**WHAT IS EXPECTED**
Pick out and copy every line below that has the word "background".

Entries from a dataset of interfaces:
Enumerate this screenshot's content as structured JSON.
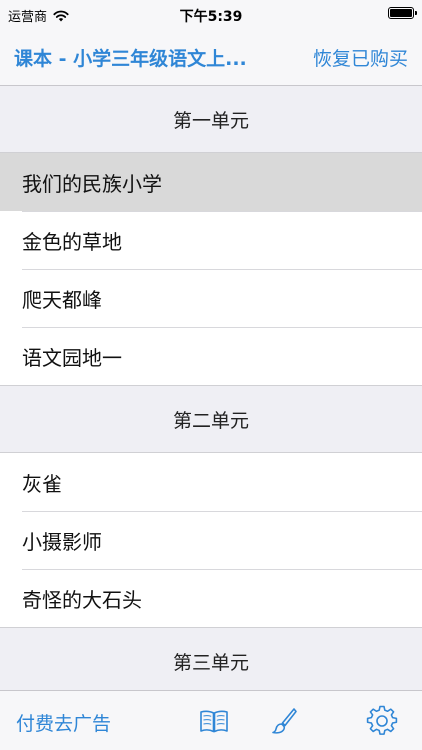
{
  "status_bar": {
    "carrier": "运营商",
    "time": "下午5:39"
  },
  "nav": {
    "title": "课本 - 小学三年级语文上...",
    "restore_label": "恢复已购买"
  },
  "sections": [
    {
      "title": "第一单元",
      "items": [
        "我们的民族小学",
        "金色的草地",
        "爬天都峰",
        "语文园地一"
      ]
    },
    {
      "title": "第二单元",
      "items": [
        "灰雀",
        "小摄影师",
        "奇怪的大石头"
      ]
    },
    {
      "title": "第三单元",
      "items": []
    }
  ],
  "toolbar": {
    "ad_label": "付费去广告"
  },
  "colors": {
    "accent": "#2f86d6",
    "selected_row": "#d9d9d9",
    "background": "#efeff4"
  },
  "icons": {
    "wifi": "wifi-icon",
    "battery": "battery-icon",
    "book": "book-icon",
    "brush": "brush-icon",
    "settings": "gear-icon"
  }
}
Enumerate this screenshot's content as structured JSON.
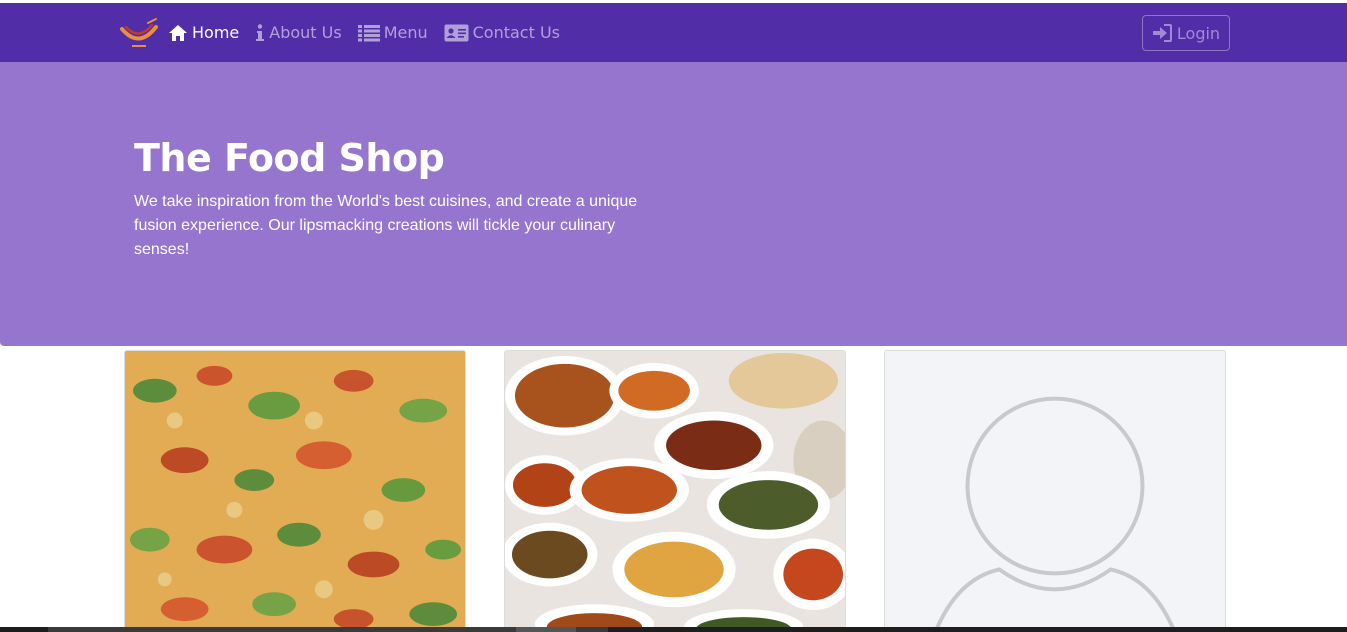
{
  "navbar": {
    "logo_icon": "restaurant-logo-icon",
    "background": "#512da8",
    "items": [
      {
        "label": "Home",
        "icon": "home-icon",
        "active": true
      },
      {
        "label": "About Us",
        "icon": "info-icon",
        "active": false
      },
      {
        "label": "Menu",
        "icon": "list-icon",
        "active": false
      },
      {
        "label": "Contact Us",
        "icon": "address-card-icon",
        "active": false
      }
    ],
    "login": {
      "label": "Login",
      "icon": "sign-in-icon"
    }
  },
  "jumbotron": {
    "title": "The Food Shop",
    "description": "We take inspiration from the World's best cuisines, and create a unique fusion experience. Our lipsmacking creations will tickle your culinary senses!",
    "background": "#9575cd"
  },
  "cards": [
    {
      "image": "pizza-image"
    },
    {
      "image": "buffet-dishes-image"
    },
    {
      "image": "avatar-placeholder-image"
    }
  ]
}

**EXERCISE ANSWER**
    "background": "#efeff4"
    "background": "#512da8",
    "background": "#9575cd"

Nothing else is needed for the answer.